This guest-post comes from Australian harpy Mackey. It was written in the spirit of the cross-border conversations that happen at the Pursuit of Harpyness, and the sharing of experiences.
In Australia, there is no federal case like Roe v Wade that establishes legalised abortion. Around the same time as Roe v Wade, there was major case law establishing when abortion is considered legal and would not be prosecuted under the respective criminal codes/statutes of the states and territories that make up the federation that is Australia. But there was no legislation, in the 1960s and 1970s that legalised abortion.
The case law itself put maternal health, in part, at the centre of the determining whether a legal abortion could be performed (this is not to trivialise cases where women with disabilities, Indigenous women, and minority women were deleteriously affected by doctors’ decisions). Maternal health broadly considered the life, mental health, and economic and social conditions that could adversely affect the woman concerned.
Instead feminists and pro-choice activists are still campaigning for the majority states and the Northern Territory to take abortion out of their respective criminal codes/statutes. The Australian Capital Territory and Victoria have already done so (and massive feminist shout outs to the women and pro-choice campaigners who worked to achieve that momentous legislative decision). With that said, the legislative and social environment (federally and in the states and territories) seems markedly different to that of the United States.
Today about 2/3 of Australians support the right of women to access surgical/medical abortions. Local, state and federal elections are not fought solely on the issue of a candidate’s stance on abortion. This is possibly due to the following –abortion and its accessibility is determined in different jurisdictions, Australia’s federalism means that different types of decisions on similar issues reside with the different state/territory and the federal jurisdictions, with broad community support it no longer is a divisive issue, and the Australian system of compulsory voting in elections.
The most recent community discussion, in 2006, about the issue of abortion was the availability of the abortion drug RU486. The previous federal government, the conservative Liberal Party, used its majority in both houses of federal parliament to vote to allow the Federal Health Minister to make a determination about whether “restricted drugs”, like abortifacients, could be assessed by the Therapeutic Drugs Administration for community use.
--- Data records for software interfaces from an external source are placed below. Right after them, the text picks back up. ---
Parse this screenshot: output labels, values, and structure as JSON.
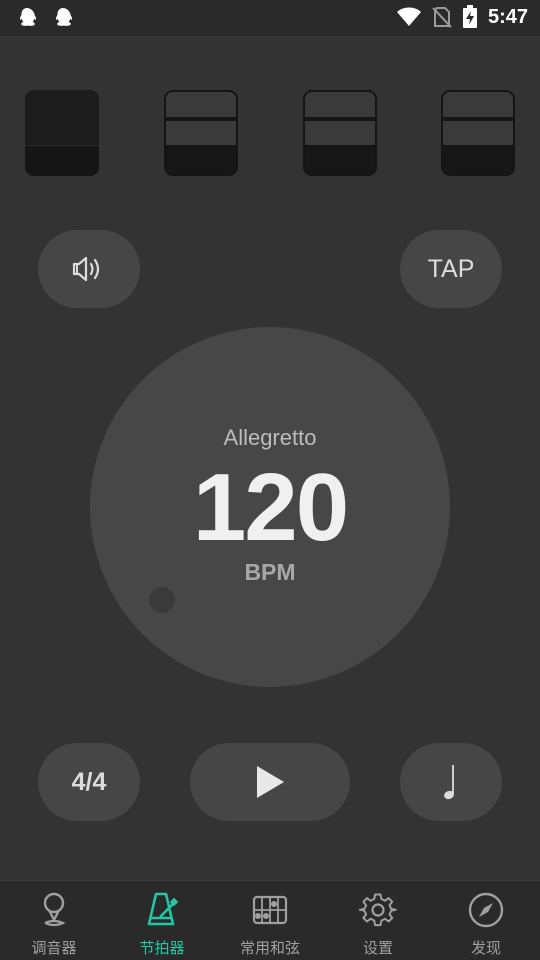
{
  "status_bar": {
    "time": "5:47",
    "left_icons": [
      "qq-icon",
      "qq-icon"
    ],
    "right_icons": [
      "wifi-icon",
      "no-sim-icon",
      "battery-charging-icon"
    ]
  },
  "beats": [
    {
      "type": "accent"
    },
    {
      "type": "normal"
    },
    {
      "type": "normal"
    },
    {
      "type": "normal"
    }
  ],
  "controls": {
    "sound_icon": "speaker-icon",
    "tap_label": "TAP",
    "time_signature": "4/4",
    "play_icon": "play-icon",
    "note_symbol": "♩"
  },
  "tempo": {
    "name": "Allegretto",
    "bpm": "120",
    "unit": "BPM"
  },
  "tabs": [
    {
      "label": "调音器",
      "icon": "tuner-pin-icon",
      "active": false
    },
    {
      "label": "节拍器",
      "icon": "metronome-icon",
      "active": true
    },
    {
      "label": "常用和弦",
      "icon": "chord-chart-icon",
      "active": false
    },
    {
      "label": "设置",
      "icon": "gear-icon",
      "active": false
    },
    {
      "label": "发现",
      "icon": "compass-icon",
      "active": false
    }
  ],
  "colors": {
    "background": "#333333",
    "accent": "#22c7a5",
    "button": "#464646"
  }
}
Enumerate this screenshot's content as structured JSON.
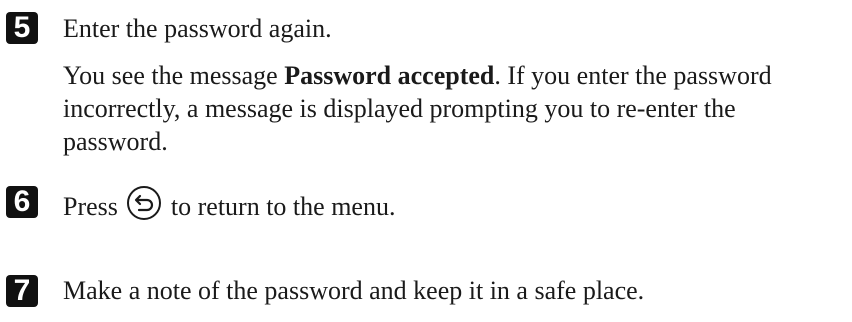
{
  "steps": [
    {
      "number": "5",
      "instruction": "Enter the password again.",
      "detail": {
        "before": "You see the message ",
        "bold": "Password accepted",
        "after": ". If you enter the password incorrectly, a message is displayed prompting you to re-enter the password."
      }
    },
    {
      "number": "6",
      "before_icon": "Press",
      "icon": "back-arrow-circle-icon",
      "after_icon": "to return to the menu."
    },
    {
      "number": "7",
      "instruction": "Make a note of the password and keep it in a safe place."
    }
  ]
}
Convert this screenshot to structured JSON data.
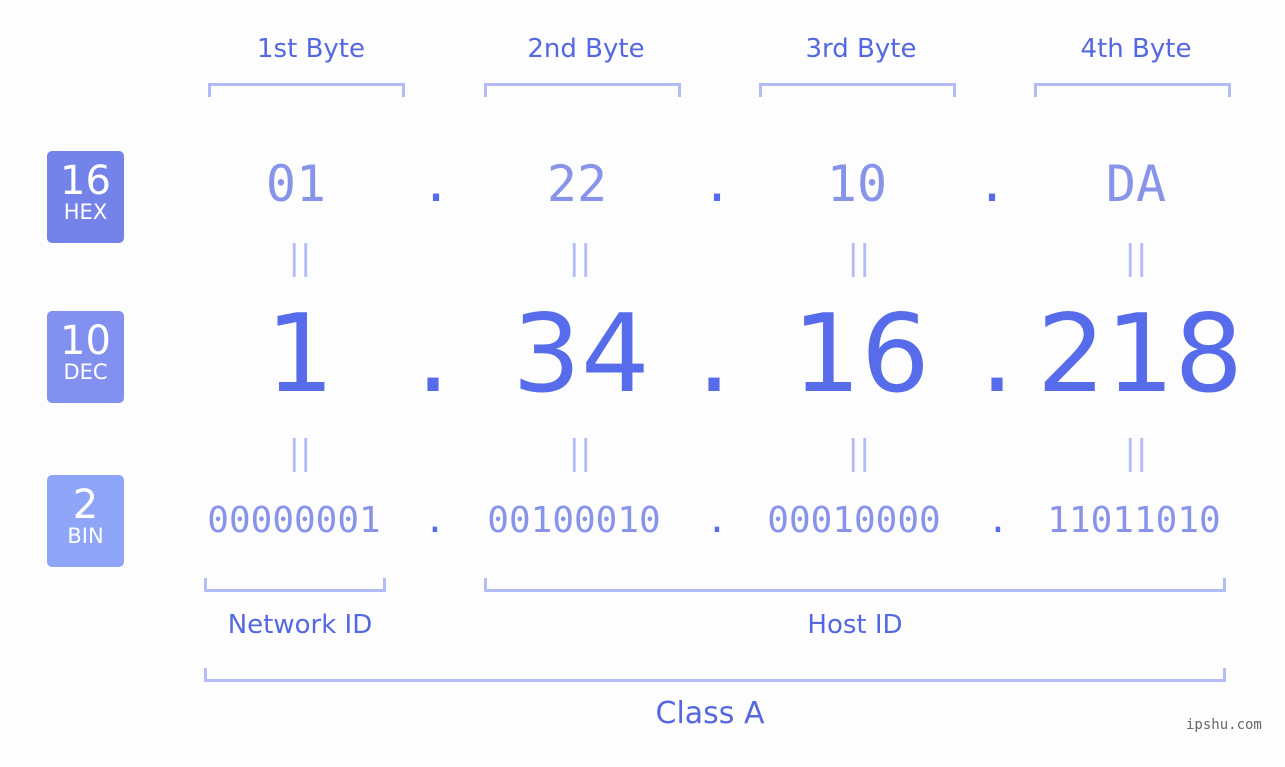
{
  "byte_headers": [
    "1st Byte",
    "2nd Byte",
    "3rd Byte",
    "4th Byte"
  ],
  "badges": {
    "hex": {
      "num": "16",
      "label": "HEX",
      "color": "#7383ea"
    },
    "dec": {
      "num": "10",
      "label": "DEC",
      "color": "#8290f0"
    },
    "bin": {
      "num": "2",
      "label": "BIN",
      "color": "#8fa5f8"
    }
  },
  "hex_values": [
    "01",
    "22",
    "10",
    "DA"
  ],
  "dec_values": [
    "1",
    "34",
    "16",
    "218"
  ],
  "bin_values": [
    "00000001",
    "00100010",
    "00010000",
    "11011010"
  ],
  "separator": ".",
  "equals": "||",
  "network_id_label": "Network ID",
  "host_id_label": "Host ID",
  "class_label": "Class A",
  "watermark": "ipshu.com"
}
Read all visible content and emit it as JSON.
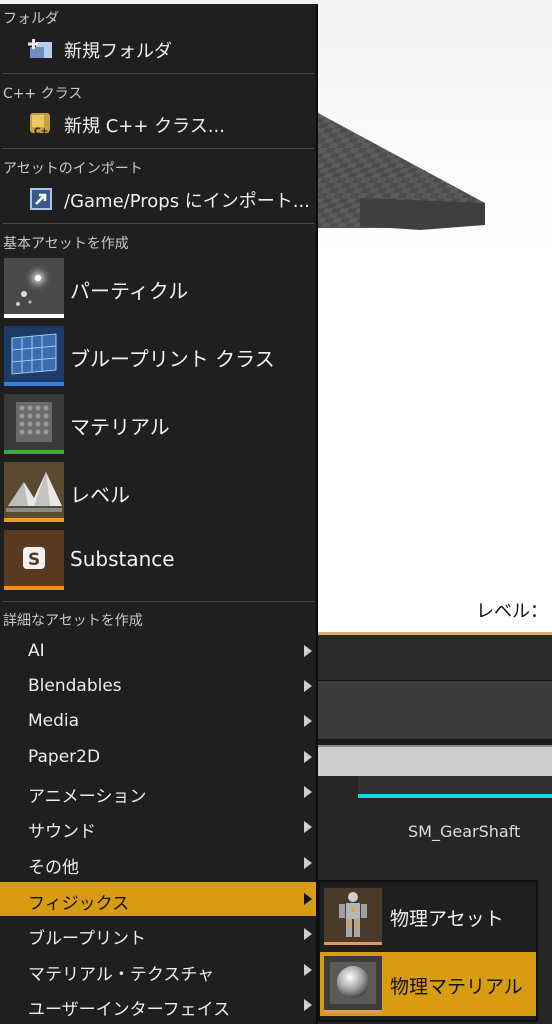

This decision politicised the issue of abortion, allowing the personal views of the federal health minister to determine if a “restricted drug” could be examined by the Therapeutic Drugs Administration.
The general idea of the function of the Therapeutic Drugs Administration is that it does not take a moral stance on what the function of a particular drug is; instead the medical and scientific experts of this body assess the drug on its efficacy to determine if it will be available for community use. The then Federal Health Minister, Tony Abbot (now Federal Opposition Leader) was explicitly against RU486 and continues to be against any form of abortion, thus was not going to allow RU486 to be assessed by the Therapeutic Drugs Administration.
The determination of the Federal Health Minister to allow “restricted drugs” to be assessed by the Therapeutic Drugs Administration has since been overturned. This is in no small part to pro-choice groups, and the cross party workings a group of pro-choice women senators and lower house representatives. A group of 4 cross party senators, representing the formal political parties of the day, the conservative Liberal Party, the Labor Party, the Democrats, and the National Party, sponsored a private members bill to change the legislation.
Whilst the Australian context may seem pro-choice, there have been particular instances that illustrate how precarious the situation can be where there isn’t established case law/decriminalisation of abortion giving legal force for the full range of family planning options.
– In 2006 in New South Wales, a doctor was convicted of two counts of performing an illegal abortion as she failed to establish as to whether a lawful reason for performing the abortion existed.
– In 2007, there was a debate in the Federal Senate about the truth in advertising for organisations providing crisis pregnancy counselling services. Crisis pregnancy centres were not required to indicate whether they were all-options counselling services. When women called anti-choice services that were not advertised as such, when abortion was mentioned as a possible option by anxious women, false and misleading information was sometimes provided.
– There has been as recent as 2008 a proposal to remove Medicare (Australia’s public health care system) funding for second trimester abortions. It wouldn’t matter if the foetus has died, a diagnosis of gross foetal abnormality is made, and/or the woman has a life threatening illness, there would be no provision under Medicare for the surgical abortion to be performed.
For these reasons and more, feminists and pro-choice campaigners in Australia remain vigilant.